Exercise details
Check each line of the entries for the string "letter". Report only how many lines have it.

[Records for this exercise — start]

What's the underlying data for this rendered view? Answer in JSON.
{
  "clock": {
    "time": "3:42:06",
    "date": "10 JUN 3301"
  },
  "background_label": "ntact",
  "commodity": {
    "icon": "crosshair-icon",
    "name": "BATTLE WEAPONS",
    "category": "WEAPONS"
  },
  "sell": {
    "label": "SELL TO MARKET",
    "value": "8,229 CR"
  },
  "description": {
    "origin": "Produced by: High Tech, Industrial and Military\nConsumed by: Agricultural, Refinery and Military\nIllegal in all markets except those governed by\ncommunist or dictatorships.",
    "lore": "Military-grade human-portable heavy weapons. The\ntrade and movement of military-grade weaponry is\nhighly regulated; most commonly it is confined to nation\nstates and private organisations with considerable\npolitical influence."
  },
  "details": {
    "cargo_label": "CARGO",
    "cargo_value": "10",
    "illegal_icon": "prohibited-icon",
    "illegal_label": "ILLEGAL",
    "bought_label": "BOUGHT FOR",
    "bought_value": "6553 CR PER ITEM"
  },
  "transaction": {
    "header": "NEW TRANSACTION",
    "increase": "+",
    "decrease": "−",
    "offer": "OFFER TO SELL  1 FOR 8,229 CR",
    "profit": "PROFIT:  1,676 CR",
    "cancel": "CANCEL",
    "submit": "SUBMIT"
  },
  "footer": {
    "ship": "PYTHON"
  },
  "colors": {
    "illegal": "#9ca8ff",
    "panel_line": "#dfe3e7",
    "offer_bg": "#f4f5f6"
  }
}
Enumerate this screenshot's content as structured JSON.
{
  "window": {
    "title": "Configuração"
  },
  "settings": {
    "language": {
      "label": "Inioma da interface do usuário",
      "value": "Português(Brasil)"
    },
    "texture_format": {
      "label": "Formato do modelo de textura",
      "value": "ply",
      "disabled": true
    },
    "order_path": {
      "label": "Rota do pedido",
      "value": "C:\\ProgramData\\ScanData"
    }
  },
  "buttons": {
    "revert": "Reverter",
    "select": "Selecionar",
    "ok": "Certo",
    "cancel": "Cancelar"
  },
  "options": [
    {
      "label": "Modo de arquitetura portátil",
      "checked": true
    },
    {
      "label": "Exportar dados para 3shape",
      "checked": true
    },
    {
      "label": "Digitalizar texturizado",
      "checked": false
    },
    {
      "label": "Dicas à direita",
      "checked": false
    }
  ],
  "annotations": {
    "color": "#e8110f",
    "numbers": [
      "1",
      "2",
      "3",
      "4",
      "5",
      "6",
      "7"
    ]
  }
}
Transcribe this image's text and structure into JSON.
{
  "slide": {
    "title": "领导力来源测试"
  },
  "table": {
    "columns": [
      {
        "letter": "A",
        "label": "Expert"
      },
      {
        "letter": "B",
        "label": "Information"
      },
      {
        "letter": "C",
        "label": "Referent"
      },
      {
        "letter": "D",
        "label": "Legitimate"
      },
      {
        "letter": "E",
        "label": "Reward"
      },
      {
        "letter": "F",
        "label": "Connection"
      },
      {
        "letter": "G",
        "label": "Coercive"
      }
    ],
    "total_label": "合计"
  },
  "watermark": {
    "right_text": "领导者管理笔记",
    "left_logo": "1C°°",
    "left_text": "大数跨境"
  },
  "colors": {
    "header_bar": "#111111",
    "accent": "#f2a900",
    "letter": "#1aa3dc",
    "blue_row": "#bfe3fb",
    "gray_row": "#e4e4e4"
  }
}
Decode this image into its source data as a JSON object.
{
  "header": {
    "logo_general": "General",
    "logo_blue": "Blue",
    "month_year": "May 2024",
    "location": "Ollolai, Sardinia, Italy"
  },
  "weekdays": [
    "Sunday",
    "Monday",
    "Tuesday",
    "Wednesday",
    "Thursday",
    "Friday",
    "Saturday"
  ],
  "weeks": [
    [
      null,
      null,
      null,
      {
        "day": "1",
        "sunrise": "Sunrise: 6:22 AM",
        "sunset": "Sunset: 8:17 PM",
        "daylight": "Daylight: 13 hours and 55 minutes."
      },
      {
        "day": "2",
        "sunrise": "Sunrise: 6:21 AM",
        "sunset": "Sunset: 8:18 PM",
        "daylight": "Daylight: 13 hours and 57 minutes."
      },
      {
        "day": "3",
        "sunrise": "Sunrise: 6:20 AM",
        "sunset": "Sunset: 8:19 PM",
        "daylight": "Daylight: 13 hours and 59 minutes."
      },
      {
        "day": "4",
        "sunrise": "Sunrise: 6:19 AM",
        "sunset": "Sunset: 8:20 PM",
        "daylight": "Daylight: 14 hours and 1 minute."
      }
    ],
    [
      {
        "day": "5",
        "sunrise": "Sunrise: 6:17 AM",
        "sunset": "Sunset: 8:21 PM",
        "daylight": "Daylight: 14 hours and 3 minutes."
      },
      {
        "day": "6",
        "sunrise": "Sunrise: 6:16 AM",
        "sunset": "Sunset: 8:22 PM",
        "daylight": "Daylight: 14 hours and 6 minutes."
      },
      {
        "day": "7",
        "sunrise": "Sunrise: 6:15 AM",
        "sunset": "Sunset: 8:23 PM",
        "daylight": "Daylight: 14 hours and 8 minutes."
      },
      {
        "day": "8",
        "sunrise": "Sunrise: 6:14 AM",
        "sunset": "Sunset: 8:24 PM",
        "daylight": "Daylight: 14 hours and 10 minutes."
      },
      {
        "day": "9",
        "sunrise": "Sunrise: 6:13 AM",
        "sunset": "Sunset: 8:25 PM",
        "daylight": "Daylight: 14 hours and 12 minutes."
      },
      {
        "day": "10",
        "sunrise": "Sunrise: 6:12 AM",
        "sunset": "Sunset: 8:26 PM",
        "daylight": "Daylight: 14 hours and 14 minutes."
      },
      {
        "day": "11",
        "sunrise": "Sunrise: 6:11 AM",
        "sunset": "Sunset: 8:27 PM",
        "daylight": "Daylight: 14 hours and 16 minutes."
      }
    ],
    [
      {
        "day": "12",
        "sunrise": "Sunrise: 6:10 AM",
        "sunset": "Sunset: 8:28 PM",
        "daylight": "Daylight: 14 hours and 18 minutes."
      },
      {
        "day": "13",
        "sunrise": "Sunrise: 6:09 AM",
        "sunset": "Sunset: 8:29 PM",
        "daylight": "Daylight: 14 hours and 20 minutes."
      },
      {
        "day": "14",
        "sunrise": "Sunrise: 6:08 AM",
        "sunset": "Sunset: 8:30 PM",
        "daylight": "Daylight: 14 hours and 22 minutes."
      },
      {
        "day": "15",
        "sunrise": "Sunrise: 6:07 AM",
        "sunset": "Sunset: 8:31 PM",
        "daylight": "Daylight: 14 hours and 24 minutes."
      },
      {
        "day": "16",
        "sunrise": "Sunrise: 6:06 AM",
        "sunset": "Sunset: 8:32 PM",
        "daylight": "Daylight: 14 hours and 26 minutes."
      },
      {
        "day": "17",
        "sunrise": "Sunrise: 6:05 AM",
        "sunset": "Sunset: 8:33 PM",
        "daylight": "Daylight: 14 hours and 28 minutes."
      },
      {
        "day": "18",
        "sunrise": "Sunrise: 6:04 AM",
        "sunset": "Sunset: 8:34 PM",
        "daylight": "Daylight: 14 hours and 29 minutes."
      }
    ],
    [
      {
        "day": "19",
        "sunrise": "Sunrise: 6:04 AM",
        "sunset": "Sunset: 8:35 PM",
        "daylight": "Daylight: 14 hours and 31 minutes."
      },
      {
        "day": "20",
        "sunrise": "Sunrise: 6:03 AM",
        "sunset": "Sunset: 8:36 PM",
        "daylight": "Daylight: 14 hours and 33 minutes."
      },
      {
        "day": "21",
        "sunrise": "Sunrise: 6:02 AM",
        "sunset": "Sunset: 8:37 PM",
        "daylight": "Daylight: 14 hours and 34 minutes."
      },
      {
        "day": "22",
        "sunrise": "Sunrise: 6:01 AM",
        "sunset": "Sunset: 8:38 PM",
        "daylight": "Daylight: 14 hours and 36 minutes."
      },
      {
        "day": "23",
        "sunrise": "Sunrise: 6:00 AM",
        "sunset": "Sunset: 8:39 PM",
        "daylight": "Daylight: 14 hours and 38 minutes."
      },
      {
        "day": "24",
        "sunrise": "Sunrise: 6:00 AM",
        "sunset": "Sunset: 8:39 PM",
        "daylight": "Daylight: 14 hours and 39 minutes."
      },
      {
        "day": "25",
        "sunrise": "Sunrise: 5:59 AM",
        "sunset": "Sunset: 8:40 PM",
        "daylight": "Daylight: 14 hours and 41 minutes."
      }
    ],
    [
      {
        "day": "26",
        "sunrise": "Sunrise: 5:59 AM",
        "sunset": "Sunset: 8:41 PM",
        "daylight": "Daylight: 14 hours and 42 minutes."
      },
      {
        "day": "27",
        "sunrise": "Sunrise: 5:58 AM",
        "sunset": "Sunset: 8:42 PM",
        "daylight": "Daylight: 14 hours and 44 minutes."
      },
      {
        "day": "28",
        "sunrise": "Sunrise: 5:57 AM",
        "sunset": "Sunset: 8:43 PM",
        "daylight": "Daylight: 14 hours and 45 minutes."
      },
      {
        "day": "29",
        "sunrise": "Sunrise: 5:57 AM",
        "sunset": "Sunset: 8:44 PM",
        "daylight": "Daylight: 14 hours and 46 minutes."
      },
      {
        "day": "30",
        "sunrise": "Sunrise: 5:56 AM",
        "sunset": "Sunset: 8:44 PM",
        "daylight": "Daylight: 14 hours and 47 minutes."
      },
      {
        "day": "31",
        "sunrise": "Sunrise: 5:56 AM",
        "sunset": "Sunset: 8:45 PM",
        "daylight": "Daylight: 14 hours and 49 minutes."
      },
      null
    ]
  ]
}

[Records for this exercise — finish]

Your response
8